Meanwhile, Jewish terror groups, according to new research from the Shin Bet, have compiled a database of ever-bolder targets – not only of Palestinians but also of “treasonous” Israeli Jews, including peace activists, army officers, and politicians.
Extremist groups have been increasingly focusing attention on the Arab population inside Israel since the disengagement from Gaza in 2005, which resulted in the evacuation of 8,000 settlers.
Natan Zada, a soldier from a West Bank settlement, even tried to foil the disengagement a few days before it took place by opening fire on a bus in an Arab town in the Galilee, killing four and wounding dozens. His apparent goal was to trigger riots among Israel’s Arab citizens as a way to force the Israeli security services to redeploy away from Gaza.

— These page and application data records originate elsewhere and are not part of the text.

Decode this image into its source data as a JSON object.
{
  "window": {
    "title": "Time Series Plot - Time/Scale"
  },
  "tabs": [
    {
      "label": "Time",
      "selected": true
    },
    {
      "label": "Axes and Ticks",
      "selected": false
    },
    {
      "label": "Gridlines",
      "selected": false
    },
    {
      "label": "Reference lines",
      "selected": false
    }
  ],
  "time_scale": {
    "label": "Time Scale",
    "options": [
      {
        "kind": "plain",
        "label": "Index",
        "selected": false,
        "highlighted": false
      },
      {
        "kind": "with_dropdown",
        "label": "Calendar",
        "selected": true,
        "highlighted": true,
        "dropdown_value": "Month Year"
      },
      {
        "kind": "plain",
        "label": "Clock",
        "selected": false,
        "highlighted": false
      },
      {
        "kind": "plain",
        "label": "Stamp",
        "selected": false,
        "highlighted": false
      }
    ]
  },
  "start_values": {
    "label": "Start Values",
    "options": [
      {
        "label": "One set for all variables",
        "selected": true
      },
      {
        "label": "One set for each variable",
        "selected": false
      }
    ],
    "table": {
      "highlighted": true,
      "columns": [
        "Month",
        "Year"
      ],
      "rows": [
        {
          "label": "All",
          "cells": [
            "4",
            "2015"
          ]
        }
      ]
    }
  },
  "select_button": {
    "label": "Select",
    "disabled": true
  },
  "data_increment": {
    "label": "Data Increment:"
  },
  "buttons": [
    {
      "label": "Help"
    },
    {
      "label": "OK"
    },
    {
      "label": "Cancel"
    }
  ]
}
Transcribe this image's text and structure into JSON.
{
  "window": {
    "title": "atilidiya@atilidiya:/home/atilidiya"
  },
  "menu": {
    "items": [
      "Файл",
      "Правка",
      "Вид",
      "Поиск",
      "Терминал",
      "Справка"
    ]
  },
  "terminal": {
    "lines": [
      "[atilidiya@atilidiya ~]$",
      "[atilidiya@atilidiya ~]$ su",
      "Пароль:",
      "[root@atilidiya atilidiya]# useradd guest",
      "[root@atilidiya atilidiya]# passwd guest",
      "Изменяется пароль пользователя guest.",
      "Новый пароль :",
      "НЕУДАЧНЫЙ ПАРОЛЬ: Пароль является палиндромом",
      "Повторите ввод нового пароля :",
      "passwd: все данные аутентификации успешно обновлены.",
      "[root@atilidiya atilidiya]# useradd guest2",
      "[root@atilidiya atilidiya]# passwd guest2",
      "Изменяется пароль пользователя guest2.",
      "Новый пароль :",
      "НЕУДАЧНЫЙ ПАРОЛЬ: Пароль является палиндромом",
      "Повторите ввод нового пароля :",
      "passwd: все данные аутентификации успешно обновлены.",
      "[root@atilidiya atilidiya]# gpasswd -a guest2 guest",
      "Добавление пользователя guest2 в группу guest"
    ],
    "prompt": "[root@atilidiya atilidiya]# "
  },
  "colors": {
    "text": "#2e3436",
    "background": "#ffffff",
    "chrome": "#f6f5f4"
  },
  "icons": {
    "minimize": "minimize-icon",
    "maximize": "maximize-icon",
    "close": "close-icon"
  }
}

Since then, a significant number of right-wing extremists have changed tack and begun establishing hardline communities inside Israel, in the middle of Arab neighborhoods in a handful of so-called mixed cities, the only places where Jews and Arabs live in close proximity.
The groups have set up in these neighborhoods hesder yeshivas, seminaries where religious men prepare for army service, rapidly increasing tensions in cities like Acre and Jaffa.
And in the last few years, far-right settlers have also started organizing marches through Arab towns in the Galilee and Negev, backed by thousands of police, in a provocative show of force.
The attack on the mosque suggests they are now developing a new, even more confrontational approach.
Their growth in confidence may derive in part from an anti-Arab climate rapidly being fostered by mainstream rabbis in Israel. Tuba is only a few kilometres from Safed, a Jewish town where Shmuel Eliyahu, the municipal rabbi and an influential spiritual figure, has led a popular campaign to expel Arab students who study at the local college.
Arab leaders in Israel have been infuriated by the failure of Israeli legal authorities to put Eliyahu and dozens of other rabbis who support his position on trial for incitement.
A few moderate rabbis have dared to speak out. Gilad Kariv, head of the Israel Movement for Progressive Judaism, this week urged Israeli religious leaders to condemn the "price tag" policy. He added: “This isn't a marginal act of hooliganism, this is the ongoing growth of a phenomenon that receives the silent approval of the community and rabbinic leadership.”